Exercise directions:
Leave the images aside and output every entry exactly.

[Dataset rows for apps and sites]
<<<<

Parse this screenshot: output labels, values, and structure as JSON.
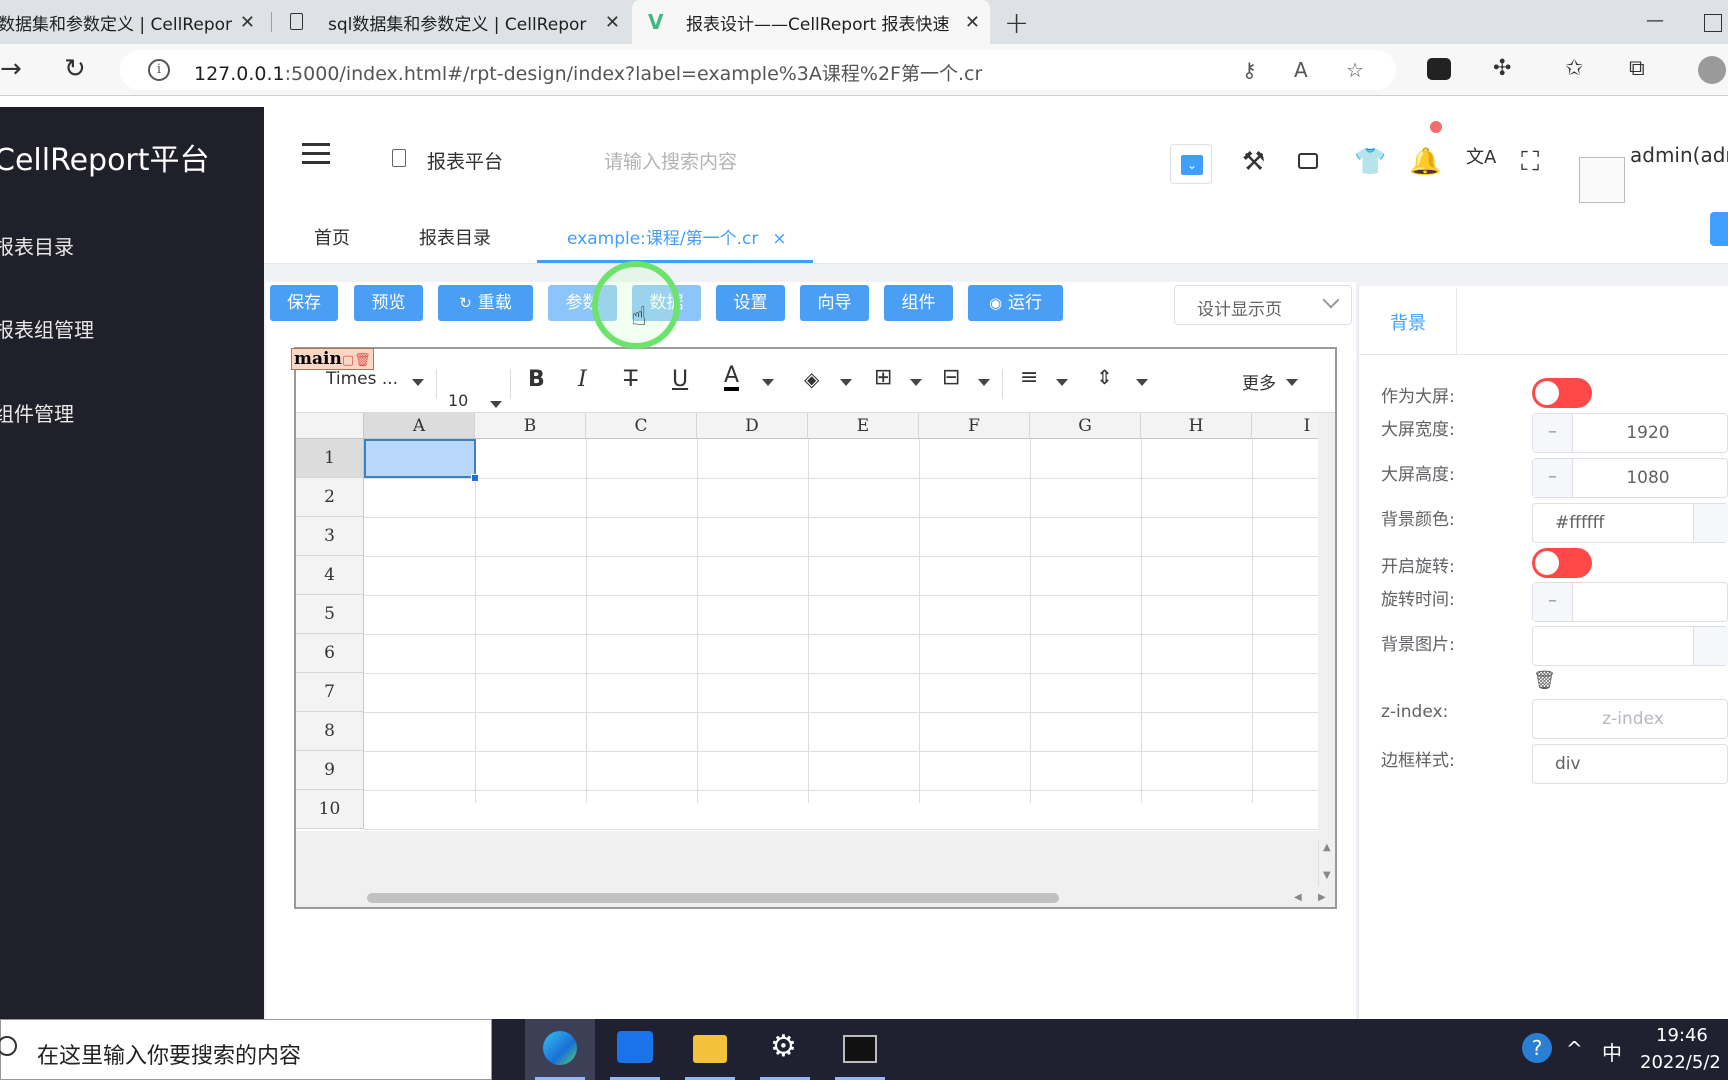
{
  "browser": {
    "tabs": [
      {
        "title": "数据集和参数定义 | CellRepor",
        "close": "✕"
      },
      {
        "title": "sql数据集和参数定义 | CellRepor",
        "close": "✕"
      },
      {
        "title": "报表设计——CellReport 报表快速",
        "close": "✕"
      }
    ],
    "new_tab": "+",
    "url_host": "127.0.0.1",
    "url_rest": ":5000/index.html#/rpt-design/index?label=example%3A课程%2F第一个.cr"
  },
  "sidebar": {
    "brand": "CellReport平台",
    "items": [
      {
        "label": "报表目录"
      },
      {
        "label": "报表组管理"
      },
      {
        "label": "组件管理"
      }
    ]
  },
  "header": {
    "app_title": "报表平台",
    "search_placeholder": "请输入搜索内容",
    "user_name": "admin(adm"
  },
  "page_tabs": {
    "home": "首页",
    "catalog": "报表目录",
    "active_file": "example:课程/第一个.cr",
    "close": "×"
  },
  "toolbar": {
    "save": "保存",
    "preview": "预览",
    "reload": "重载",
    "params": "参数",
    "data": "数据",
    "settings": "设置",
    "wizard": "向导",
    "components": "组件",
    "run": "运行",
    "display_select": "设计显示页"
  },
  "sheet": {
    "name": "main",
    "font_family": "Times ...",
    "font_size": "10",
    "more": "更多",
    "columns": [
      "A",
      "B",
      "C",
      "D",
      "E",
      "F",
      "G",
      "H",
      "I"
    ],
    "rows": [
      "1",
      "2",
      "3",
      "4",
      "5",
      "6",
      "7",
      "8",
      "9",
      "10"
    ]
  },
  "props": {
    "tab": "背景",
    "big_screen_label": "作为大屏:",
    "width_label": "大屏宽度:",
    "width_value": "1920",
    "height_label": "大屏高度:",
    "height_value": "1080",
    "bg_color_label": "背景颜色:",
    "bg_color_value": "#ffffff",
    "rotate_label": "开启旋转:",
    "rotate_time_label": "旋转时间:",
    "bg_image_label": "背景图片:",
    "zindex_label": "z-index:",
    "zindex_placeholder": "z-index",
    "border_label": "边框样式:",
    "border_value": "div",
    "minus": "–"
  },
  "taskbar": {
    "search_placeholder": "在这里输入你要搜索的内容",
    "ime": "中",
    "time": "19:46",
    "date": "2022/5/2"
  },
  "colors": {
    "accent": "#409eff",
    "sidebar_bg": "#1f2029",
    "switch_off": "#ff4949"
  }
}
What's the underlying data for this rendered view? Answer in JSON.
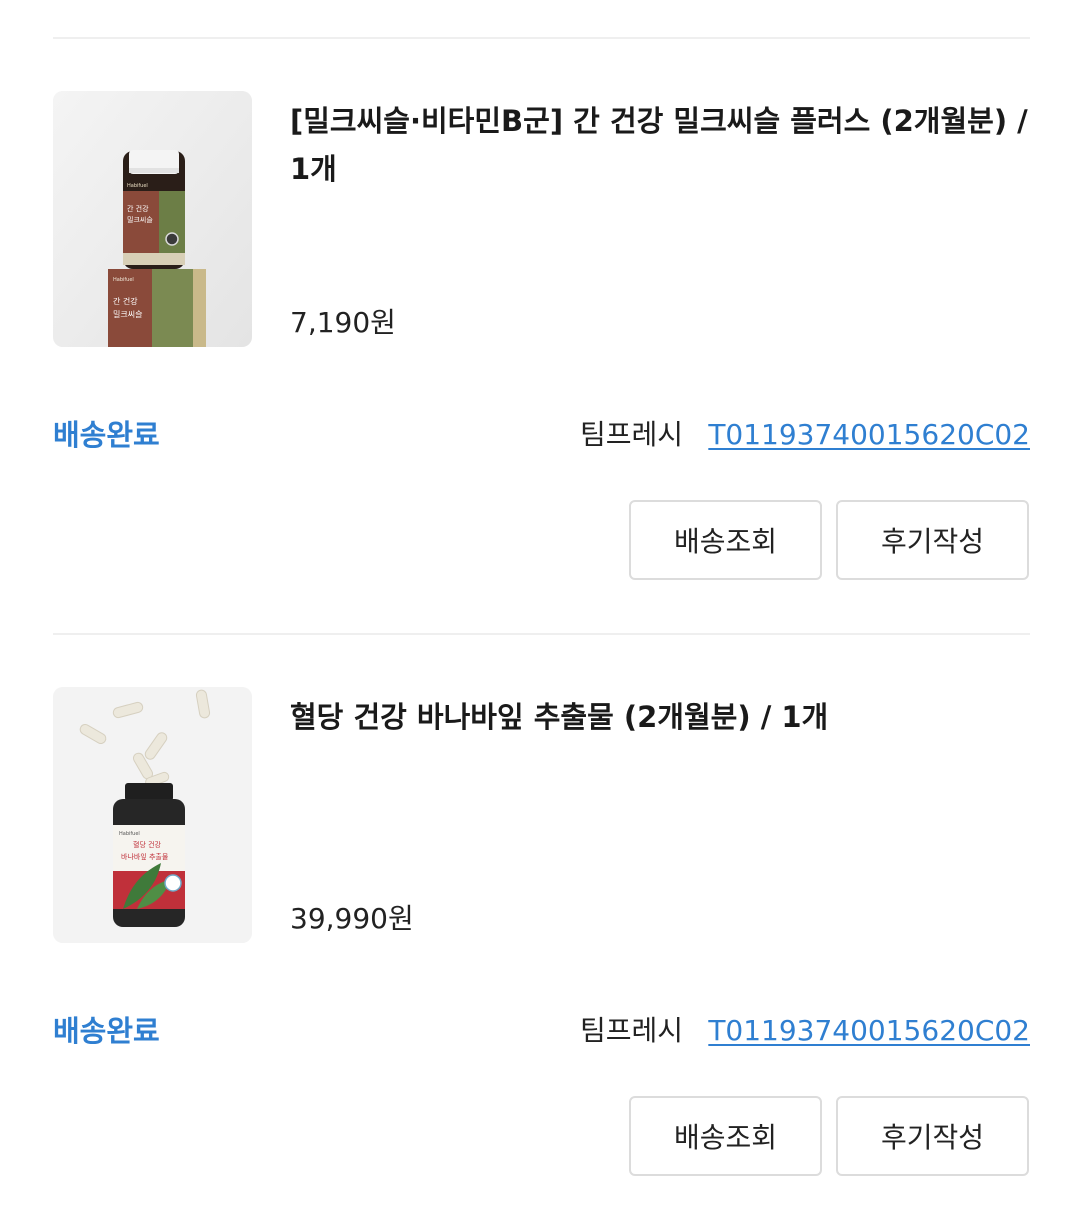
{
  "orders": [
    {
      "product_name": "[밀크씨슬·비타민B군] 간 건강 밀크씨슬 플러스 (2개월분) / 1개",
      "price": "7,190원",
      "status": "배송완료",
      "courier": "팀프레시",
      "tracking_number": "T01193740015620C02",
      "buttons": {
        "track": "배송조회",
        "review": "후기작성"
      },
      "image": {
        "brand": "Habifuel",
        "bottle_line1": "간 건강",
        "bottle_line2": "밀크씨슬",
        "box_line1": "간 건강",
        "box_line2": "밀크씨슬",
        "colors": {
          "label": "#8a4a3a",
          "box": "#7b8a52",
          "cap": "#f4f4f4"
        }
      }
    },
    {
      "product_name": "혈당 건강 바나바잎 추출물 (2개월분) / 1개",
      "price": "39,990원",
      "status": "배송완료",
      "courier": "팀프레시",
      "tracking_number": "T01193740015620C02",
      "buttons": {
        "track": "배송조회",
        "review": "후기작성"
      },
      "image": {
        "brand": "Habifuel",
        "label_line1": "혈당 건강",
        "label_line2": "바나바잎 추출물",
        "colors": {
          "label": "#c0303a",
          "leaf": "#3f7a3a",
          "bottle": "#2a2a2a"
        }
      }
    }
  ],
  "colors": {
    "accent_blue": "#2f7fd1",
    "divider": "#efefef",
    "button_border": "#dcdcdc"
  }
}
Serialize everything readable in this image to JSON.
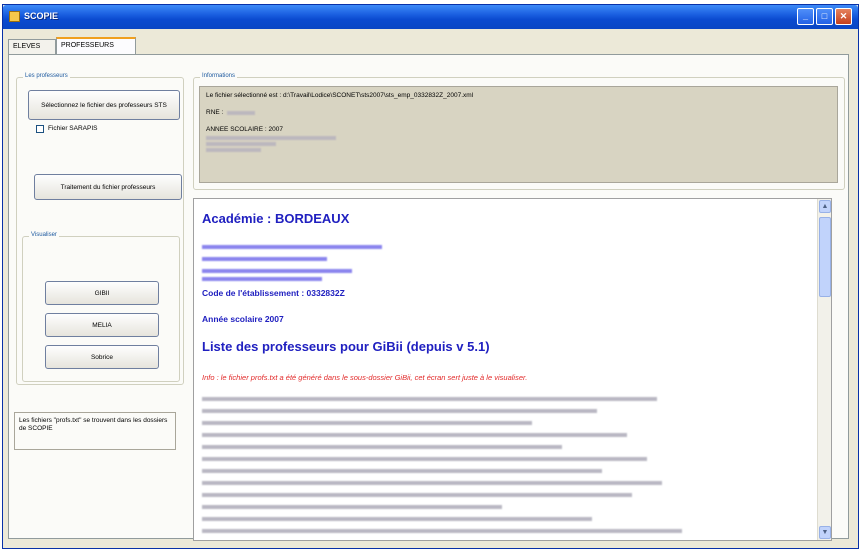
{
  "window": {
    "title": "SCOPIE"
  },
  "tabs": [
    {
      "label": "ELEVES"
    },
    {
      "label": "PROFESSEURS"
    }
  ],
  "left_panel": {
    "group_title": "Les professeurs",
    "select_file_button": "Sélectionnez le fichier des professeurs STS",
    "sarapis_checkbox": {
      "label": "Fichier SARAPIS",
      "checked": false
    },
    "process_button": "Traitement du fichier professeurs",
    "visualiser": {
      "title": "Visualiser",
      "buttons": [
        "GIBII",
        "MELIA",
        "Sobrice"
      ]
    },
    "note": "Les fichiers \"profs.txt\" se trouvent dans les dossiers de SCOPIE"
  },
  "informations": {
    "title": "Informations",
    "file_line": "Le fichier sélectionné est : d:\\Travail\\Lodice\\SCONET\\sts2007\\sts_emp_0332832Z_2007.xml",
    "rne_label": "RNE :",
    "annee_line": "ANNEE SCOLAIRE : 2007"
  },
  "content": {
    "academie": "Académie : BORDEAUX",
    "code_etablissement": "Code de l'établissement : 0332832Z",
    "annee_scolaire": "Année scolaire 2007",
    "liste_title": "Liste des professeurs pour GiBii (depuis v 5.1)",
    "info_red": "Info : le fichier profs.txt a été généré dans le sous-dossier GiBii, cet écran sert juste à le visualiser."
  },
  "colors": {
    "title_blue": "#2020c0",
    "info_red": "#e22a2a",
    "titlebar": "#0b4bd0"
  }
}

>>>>

Solution for this task:
Parse this screenshot: output labels, values, and structure as JSON.
{
  "browser": {
    "tabs": [
      {
        "title": "数据集和参数定义 | CellRepor",
        "close": "✕"
      },
      {
        "title": "sql数据集和参数定义 | CellRepor",
        "close": "✕"
      },
      {
        "title": "报表设计——CellReport 报表快速",
        "close": "✕"
      }
    ],
    "new_tab": "+",
    "url_host": "127.0.0.1",
    "url_rest": ":5000/index.html#/rpt-design/index?label=example%3A课程%2F第一个.cr"
  },
  "sidebar": {
    "brand": "CellReport平台",
    "items": [
      {
        "label": "报表目录"
      },
      {
        "label": "报表组管理"
      },
      {
        "label": "组件管理"
      }
    ]
  },
  "header": {
    "app_title": "报表平台",
    "search_placeholder": "请输入搜索内容",
    "user_name": "admin(adm"
  },
  "page_tabs": {
    "home": "首页",
    "catalog": "报表目录",
    "active_file": "example:课程/第一个.cr",
    "close": "×"
  },
  "toolbar": {
    "save": "保存",
    "preview": "预览",
    "reload": "重载",
    "params": "参数",
    "data": "数据",
    "settings": "设置",
    "wizard": "向导",
    "components": "组件",
    "run": "运行",
    "display_select": "设计显示页"
  },
  "sheet": {
    "name": "main",
    "font_family": "Times ...",
    "font_size": "10",
    "more": "更多",
    "columns": [
      "A",
      "B",
      "C",
      "D",
      "E",
      "F",
      "G",
      "H",
      "I"
    ],
    "rows": [
      "1",
      "2",
      "3",
      "4",
      "5",
      "6",
      "7",
      "8",
      "9",
      "10"
    ]
  },
  "props": {
    "tab": "背景",
    "big_screen_label": "作为大屏:",
    "width_label": "大屏宽度:",
    "width_value": "1920",
    "height_label": "大屏高度:",
    "height_value": "1080",
    "bg_color_label": "背景颜色:",
    "bg_color_value": "#ffffff",
    "rotate_label": "开启旋转:",
    "rotate_time_label": "旋转时间:",
    "bg_image_label": "背景图片:",
    "zindex_label": "z-index:",
    "zindex_placeholder": "z-index",
    "border_label": "边框样式:",
    "border_value": "div",
    "minus": "–"
  },
  "taskbar": {
    "search_placeholder": "在这里输入你要搜索的内容",
    "ime": "中",
    "time": "19:46",
    "date": "2022/5/2"
  },
  "colors": {
    "accent": "#409eff",
    "sidebar_bg": "#1f2029",
    "switch_off": "#ff4949"
  }
}
What's the underlying data for this rendered view? Answer in JSON.
{
  "orders": [
    {
      "product_name": "[밀크씨슬·비타민B군] 간 건강 밀크씨슬 플러스 (2개월분) / 1개",
      "price": "7,190원",
      "status": "배송완료",
      "courier": "팀프레시",
      "tracking_number": "T01193740015620C02",
      "buttons": {
        "track": "배송조회",
        "review": "후기작성"
      },
      "image": {
        "brand": "Habifuel",
        "bottle_line1": "간 건강",
        "bottle_line2": "밀크씨슬",
        "box_line1": "간 건강",
        "box_line2": "밀크씨슬",
        "colors": {
          "label": "#8a4a3a",
          "box": "#7b8a52",
          "cap": "#f4f4f4"
        }
      }
    },
    {
      "product_name": "혈당 건강 바나바잎 추출물 (2개월분) / 1개",
      "price": "39,990원",
      "status": "배송완료",
      "courier": "팀프레시",
      "tracking_number": "T01193740015620C02",
      "buttons": {
        "track": "배송조회",
        "review": "후기작성"
      },
      "image": {
        "brand": "Habifuel",
        "label_line1": "혈당 건강",
        "label_line2": "바나바잎 추출물",
        "colors": {
          "label": "#c0303a",
          "leaf": "#3f7a3a",
          "bottle": "#2a2a2a"
        }
      }
    }
  ],
  "colors": {
    "accent_blue": "#2f7fd1",
    "divider": "#efefef",
    "button_border": "#dcdcdc"
  }
}
Serialize everything readable in this image to JSON.
{
  "window": {
    "title": "SCOPIE"
  },
  "tabs": [
    {
      "label": "ELEVES"
    },
    {
      "label": "PROFESSEURS"
    }
  ],
  "left_panel": {
    "group_title": "Les professeurs",
    "select_file_button": "Sélectionnez le fichier des professeurs STS",
    "sarapis_checkbox": {
      "label": "Fichier SARAPIS",
      "checked": false
    },
    "process_button": "Traitement du fichier professeurs",
    "visualiser": {
      "title": "Visualiser",
      "buttons": [
        "GIBII",
        "MELIA",
        "Sobrice"
      ]
    },
    "note": "Les fichiers \"profs.txt\" se trouvent dans les dossiers de SCOPIE"
  },
  "informations": {
    "title": "Informations",
    "file_line": "Le fichier sélectionné est : d:\\Travail\\Lodice\\SCONET\\sts2007\\sts_emp_0332832Z_2007.xml",
    "rne_label": "RNE :",
    "annee_line": "ANNEE SCOLAIRE : 2007"
  },
  "content": {
    "academie": "Académie : BORDEAUX",
    "code_etablissement": "Code de l'établissement : 0332832Z",
    "annee_scolaire": "Année scolaire 2007",
    "liste_title": "Liste des professeurs pour GiBii (depuis v 5.1)",
    "info_red": "Info : le fichier profs.txt a été généré dans le sous-dossier GiBii, cet écran sert juste à le visualiser."
  },
  "colors": {
    "title_blue": "#2020c0",
    "info_red": "#e22a2a",
    "titlebar": "#0b4bd0"
  }
}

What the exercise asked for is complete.